At 17:00 UK time yesterday I jouned over 1500 people across the globe to hear the long-awaited announcement of the next generation System z server, formerly known as z11 or zNext and now revealed as zEnterprise. Its full name is the IBM zEnterprise System, and it was launched with the strapline "A New Dimension in Computing" and a degree of excitement that felt more like the recent iPad launch than a mainframe press conference. The session is still online here
if you missed it but here are the highlights...
Tom Rosamilia, General Manager System z introduced Karl Freund, VP z marketing who revealed the zEnterprises key features:-
- A “System of Systems,” integrating IBM’s leading technologies (System z, System x and POWER systems)
- The world’s fastest and most scalable enterprise system with unrivalled reliability, security, and manageability.
- The industry’s most efficient platform for large scale data center simplification and consolidation.
The hardware you get, to deliver the above, consists of
- The new IBM zEnterprise™ 196 (z196) for traditional z workloads and the familiar Linux on z operating systems, plus a water-cooled option for energy efficiency
- New zEnterprise BladeCenter Extension (zBX) to run POWER7™ and System x® Blades for tens of thousands of AIX® and Linux applications
- zEnterprise Unified Resource Manager, part of the IBM System Director
family, extends System z qualities of service across workloads
The stats are impressive, 50 BIPS, 3TB of memory, internal bandwidth of 288GB/sec (that's Gigabytes per second folks!) giving an ideal server for heterogeneous workloads, therefore perfect for data center consolidation or a private cloud.
That's the news, and you can read more all over the web, here
for example, and here you can find the IBM announcement page
here, for more information. But today I'm just going to look at a couple of things. Firstly the Security implications (as this is the zSecurity blog). And then I'll ask: "does this change everything"? Security

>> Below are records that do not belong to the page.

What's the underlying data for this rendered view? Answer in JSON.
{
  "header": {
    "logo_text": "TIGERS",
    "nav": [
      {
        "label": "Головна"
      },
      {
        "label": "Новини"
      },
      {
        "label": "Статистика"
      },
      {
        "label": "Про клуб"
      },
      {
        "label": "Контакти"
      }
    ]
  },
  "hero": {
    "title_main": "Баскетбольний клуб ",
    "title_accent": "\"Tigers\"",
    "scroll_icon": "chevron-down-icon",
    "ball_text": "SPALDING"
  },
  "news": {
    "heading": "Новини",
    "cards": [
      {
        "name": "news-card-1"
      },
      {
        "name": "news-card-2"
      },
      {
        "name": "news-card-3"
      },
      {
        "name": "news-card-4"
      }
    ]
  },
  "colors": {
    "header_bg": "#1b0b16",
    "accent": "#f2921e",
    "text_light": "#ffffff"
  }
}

zEnterprise "Reduces risk by extending the reach of System z qualities of service". With a new Blade Center controlled by the System-Director-derived Unified Resource Manager and managed by the zEnterprise hardware console, your distributed systems should get a level of Resilience, Availability and Security approaching that enjoyed by System z for decades. The Unified Resource Manager will discover new components in the zBX and perform auto disaster recovery. And z/VM guests and blades will monitor themselves and log errors or call out an SSR.
Because your zBX is linked to the z196 by a short, enclosed, dedicated 10Gb/s network, there are no network cables to tap or sniff. And with capacity for 112 blades (which can be virtualised to many thousands of servers of course, plus you can have tens of thousands of Linux on z inside your z196, remember) you won't need servers all around your facility which need to be clustered, mirrored and locked down. Everything's in two boxes in your secure room being managed by the URM.

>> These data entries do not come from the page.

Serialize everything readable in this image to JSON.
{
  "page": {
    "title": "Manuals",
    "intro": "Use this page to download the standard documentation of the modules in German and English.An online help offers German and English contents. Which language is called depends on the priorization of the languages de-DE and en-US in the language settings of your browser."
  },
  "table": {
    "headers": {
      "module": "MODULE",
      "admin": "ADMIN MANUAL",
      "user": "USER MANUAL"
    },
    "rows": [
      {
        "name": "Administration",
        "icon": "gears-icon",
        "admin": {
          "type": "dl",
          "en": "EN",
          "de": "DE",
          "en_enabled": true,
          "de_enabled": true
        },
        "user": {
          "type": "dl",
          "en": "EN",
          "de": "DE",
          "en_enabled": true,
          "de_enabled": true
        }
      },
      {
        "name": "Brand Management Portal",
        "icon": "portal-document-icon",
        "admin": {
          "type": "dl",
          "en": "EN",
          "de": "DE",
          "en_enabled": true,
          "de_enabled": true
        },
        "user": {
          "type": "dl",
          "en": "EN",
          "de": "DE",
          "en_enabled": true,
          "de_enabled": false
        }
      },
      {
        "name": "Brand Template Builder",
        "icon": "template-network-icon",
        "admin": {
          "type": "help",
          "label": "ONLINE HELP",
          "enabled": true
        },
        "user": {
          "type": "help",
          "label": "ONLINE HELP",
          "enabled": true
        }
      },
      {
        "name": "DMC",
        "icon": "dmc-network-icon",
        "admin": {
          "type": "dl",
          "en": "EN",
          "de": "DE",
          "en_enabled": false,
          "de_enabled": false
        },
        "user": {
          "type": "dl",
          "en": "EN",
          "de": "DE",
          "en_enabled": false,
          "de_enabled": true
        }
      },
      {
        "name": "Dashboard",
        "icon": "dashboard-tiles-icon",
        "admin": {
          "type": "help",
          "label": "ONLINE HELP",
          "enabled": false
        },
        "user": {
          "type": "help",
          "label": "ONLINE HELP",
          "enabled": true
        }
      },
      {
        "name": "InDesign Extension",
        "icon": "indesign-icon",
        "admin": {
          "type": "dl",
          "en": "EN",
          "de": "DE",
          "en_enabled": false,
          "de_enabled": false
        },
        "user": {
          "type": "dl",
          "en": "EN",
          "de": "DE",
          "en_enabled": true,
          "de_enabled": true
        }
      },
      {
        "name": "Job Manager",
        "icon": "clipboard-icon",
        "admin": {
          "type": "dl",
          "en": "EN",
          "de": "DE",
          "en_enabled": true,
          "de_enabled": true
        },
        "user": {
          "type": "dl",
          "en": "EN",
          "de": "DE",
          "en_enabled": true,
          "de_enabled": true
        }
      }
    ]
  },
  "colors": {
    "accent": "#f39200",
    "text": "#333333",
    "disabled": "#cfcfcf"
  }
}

Data integrity is improved, with RAIM memory, yes RAID-style RAM with auto-correction of errors, and you can have CryptoExpress3 with up to 8 PCIe cards (like the z10EC) and some new SSL acceleration features, but of course URM makes all of this available to your AIX or Linux on System z blades too. So If your organisation runs highly available, highly secure applications on mixed architecture at the moment, then nothing else comes close to delivering zEnterprises levels of service. Does this change everything?
It should. The old Mainframe versus Distributed war of words looks a lot like Microsoft versus Apple from a distance. Both camps have supporters with strong, entrenched, almost religious devotion to the platform and resistance to the alternative viewpoint. Some highly-paid analysts' ignorance of the recent development of System z borders on negligence, as I have blogged before
. But this time feels
different. Partly because this is no ordinary product upgrade. zEnterprise was developed over 3 years, costing USD5bn, and performed in concert with several large clients in Insurance, Retail, Finance and Healthcare, and Citigroup
are an early adopter
And mostly because the obligation to choose between System z and Distributed architecture - between z* and Unix-like operating systems, between a monolithic mainframe and a collection of distinct, disparate systems each designed for a specific purpose and fulfilling a business need - has been eliminated at a stroke. Get zEnterprise and you get the lot, whatever you need. Traditional objections fall away, including the cost of porting apps to z from native *nix systems and the cost of z skills.
Joe Clabby was the 3rd speaker yesterday, an analyst and mainframe supporter (zPhile?) from Clabby Analytics
and he suggested that the zEnterprise can jump you in front of your competitors by "at least five years". That's quite a statement, but clearly zEnterprise is not your father's mainframe. I've been suggesting for a while that we should perhaps stop using the term mainframe, and I tweeted a question
a few weeks back asking for alternative terms for the latest System z machines. "Super Server" was suggested. But I think in time the generic term will become "Enterprise Server".